“A choice! Yes, this is the pearl of great price, yet it is not intended to be buried and hidden away. A choice that is not used is worse than nothing; it is a snare in which a person has trapped himself as a slave who did not become free – by choosing. It is a good thing that you can never be rid of it. It remains with you, and if you do not use it, it becomes a curse. A choice – not between red and green, not between silver and gold – no, a choice between God and the world! Do you know anything in comparison to choice? Do you know of any more overwhelming and humbling expression for God’s condescension and extravagance towards us human beings that he places himself, so to say, on the same level of choice with the world, just so that we may be able to choose; that God, if language dare speak thus, woos humankind – that he, the eternally strong one, woos sapless humanity?… The love of God is hatred of the world and love of the world hatred of God. This is the colossal point of contention, either love or hate. This is the place where the most terrible fight must be fought… Terrible is the battle, in a person’s innermost being, between God and the world. The crowning risk involved lies in the possession of choice.”
I was seventeen years old attending a private Catholic high school. I became a Christian.
And to end on a personal note (Doestoevsky is my favorite!)…

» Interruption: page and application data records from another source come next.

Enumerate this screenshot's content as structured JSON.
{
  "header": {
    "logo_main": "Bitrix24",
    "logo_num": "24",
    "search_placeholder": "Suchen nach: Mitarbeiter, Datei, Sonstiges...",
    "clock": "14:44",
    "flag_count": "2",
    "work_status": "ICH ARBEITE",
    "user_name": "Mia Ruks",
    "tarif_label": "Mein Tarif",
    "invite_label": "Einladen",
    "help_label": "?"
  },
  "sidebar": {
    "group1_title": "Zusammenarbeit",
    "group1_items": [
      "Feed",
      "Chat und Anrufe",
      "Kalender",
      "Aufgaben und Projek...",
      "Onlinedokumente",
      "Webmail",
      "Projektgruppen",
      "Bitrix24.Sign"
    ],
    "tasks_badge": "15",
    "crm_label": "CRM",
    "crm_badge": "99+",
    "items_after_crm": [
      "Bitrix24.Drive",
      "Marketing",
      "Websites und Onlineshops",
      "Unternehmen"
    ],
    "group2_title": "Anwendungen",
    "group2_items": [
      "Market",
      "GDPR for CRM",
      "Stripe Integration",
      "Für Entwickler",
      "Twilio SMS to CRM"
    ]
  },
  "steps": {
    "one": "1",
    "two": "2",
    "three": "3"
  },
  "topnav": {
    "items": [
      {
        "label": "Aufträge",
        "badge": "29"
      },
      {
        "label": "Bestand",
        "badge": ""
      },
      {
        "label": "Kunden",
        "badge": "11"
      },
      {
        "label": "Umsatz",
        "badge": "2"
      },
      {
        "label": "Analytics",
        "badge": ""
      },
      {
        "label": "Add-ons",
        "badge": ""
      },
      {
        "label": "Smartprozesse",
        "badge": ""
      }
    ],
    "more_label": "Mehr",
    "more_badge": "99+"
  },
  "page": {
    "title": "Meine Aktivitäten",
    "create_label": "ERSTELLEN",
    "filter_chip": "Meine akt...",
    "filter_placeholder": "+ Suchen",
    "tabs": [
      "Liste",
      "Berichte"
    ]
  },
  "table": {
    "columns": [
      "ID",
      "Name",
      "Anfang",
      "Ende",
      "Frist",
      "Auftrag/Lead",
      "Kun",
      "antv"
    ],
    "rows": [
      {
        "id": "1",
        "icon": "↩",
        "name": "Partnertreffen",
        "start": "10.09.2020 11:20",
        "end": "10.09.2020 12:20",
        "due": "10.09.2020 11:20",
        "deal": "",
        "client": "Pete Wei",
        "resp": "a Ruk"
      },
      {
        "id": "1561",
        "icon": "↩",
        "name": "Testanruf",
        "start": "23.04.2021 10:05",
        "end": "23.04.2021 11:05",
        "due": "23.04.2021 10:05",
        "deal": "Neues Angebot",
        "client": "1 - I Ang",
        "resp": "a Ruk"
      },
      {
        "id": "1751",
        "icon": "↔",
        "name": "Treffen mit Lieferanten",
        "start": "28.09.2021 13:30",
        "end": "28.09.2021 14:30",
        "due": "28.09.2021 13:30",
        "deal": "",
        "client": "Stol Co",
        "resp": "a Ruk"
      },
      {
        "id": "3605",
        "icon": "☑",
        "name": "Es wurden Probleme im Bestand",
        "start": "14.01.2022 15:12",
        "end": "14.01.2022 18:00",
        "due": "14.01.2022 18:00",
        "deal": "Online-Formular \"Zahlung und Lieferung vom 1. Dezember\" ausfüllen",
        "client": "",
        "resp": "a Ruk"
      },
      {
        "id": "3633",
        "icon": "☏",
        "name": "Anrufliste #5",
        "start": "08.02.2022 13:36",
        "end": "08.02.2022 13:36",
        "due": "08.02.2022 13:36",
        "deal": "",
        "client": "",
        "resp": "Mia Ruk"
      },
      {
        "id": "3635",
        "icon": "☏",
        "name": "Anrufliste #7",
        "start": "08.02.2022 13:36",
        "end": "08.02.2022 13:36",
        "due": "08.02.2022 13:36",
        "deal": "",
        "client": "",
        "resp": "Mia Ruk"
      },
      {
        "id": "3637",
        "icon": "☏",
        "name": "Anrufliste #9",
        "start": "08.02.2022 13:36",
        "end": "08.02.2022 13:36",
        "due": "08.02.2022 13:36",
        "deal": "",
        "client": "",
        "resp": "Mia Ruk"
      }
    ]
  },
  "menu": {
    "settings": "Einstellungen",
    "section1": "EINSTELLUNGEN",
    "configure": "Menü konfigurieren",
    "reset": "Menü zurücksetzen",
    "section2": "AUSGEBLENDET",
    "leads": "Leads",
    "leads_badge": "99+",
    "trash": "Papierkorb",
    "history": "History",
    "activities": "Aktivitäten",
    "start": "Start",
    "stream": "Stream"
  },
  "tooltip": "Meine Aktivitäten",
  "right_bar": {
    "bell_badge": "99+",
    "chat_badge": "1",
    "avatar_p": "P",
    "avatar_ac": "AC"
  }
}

“Dream? What’s a dream? Isn’t this life of ours a dream? I’ll go further: suppose it never, ever comes true, and there is no paradise, well, I’ll still go on preaching. And yet how simple a matter it is. In one day, in one hour it could all be brought about, at once! The chief thing is to love others, as oneself, that’s the main thing, and that’s it – absolutely nothing more is necessary: you would immediately discover how to bring it about. And yet it’s just the old truth after all – an old truth a billion times repeated and preached, though it fell on stony ground, didn’t it? The cognition of life is superior to life, the knowledge of the laws of happiness – superior to happiness! – That’s what has to be fought against. And I shall. If only everyone desired it, it could all be brought about at once.” – Doestoevsky